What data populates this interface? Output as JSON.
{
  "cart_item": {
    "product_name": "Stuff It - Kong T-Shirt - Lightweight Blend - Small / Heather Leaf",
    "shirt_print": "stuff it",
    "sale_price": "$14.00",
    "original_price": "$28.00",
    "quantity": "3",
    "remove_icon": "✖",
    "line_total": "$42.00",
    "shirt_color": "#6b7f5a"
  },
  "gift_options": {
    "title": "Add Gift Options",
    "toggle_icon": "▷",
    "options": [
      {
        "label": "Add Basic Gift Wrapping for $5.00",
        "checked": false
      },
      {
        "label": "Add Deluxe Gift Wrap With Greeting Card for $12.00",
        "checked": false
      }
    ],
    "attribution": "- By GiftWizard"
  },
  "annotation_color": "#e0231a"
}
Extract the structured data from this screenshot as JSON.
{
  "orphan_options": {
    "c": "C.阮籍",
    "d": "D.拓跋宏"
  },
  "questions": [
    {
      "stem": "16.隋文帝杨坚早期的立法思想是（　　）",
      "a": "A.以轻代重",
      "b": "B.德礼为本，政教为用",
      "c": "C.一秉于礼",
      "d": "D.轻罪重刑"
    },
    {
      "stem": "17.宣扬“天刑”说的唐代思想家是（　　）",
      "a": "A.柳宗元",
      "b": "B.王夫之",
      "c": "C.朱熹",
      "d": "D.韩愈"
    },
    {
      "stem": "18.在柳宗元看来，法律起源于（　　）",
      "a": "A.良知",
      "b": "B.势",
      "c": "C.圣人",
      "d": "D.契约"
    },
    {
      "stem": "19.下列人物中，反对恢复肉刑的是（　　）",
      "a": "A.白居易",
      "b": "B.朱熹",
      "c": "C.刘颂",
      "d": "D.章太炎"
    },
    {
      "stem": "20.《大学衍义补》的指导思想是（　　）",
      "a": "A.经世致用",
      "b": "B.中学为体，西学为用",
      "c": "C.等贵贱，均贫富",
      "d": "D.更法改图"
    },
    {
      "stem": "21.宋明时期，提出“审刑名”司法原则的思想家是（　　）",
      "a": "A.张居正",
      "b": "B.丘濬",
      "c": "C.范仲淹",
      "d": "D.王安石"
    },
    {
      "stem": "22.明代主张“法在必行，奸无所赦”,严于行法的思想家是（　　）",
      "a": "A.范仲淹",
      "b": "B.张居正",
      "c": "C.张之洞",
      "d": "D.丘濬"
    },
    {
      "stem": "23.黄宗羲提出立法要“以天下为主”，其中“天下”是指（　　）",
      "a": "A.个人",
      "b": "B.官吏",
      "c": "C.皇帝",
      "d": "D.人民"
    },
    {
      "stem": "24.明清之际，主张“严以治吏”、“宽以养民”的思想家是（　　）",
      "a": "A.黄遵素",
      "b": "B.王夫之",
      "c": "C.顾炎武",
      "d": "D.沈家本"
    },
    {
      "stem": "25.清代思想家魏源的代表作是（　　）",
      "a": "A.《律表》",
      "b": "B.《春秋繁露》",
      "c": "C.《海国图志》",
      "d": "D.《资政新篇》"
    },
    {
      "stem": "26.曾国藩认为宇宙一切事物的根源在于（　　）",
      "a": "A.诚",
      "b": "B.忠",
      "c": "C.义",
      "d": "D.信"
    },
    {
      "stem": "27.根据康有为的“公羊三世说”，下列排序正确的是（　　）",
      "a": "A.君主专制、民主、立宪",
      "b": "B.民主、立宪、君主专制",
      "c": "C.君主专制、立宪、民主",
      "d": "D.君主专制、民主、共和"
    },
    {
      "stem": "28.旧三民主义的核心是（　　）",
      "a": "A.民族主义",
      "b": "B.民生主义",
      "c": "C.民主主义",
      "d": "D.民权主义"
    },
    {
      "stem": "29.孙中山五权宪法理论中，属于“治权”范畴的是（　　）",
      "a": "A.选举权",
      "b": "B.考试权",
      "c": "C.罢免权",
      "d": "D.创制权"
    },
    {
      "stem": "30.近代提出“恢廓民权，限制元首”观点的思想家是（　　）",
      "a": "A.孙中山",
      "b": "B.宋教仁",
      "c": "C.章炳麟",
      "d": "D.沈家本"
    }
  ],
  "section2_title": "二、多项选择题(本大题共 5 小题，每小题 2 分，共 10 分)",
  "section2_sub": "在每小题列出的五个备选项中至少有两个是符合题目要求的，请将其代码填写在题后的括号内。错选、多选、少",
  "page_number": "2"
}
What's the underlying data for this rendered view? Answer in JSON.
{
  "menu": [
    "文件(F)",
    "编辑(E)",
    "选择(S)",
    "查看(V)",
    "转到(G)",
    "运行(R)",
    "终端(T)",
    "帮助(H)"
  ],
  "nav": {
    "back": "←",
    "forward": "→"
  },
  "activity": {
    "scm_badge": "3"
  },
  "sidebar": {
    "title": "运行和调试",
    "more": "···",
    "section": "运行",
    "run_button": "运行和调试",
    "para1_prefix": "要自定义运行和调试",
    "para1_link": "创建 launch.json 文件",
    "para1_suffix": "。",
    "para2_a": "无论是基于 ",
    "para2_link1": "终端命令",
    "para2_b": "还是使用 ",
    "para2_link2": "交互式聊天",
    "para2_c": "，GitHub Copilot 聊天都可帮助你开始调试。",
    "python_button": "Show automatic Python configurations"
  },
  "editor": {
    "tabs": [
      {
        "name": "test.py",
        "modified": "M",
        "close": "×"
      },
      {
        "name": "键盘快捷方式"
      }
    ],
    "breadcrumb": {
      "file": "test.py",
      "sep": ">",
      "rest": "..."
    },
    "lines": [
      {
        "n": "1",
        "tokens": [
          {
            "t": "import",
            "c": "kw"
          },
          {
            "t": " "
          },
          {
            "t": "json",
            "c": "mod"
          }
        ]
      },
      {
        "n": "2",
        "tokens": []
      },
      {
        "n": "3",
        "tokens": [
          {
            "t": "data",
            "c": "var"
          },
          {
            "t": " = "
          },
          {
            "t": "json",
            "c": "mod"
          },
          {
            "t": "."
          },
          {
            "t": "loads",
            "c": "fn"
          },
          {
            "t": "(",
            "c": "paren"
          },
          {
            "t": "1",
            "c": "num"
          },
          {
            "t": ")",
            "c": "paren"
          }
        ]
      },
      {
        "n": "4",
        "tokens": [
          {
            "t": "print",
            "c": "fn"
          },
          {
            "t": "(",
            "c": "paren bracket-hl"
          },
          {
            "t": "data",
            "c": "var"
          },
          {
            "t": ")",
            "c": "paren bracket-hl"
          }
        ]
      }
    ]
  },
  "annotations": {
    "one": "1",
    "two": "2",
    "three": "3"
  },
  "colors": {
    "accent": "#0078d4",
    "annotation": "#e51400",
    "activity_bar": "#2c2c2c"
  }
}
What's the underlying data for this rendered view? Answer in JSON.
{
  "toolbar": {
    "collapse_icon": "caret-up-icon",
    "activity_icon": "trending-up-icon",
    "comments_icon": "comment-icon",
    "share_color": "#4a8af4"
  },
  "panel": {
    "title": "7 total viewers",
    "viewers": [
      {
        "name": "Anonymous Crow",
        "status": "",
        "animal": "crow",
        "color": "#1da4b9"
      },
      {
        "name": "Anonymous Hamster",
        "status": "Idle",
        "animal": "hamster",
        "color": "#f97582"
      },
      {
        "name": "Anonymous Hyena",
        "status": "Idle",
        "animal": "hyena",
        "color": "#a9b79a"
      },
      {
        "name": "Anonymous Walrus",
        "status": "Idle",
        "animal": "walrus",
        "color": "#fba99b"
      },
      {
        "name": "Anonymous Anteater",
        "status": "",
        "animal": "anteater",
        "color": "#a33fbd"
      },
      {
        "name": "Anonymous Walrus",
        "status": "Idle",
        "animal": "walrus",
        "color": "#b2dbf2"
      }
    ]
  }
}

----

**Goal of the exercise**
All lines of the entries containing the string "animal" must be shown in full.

**Output for this task**
        "animal": "crow",
        "animal": "hamster",
        "animal": "hyena",
        "animal": "walrus",
        "animal": "anteater",
        "animal": "walrus",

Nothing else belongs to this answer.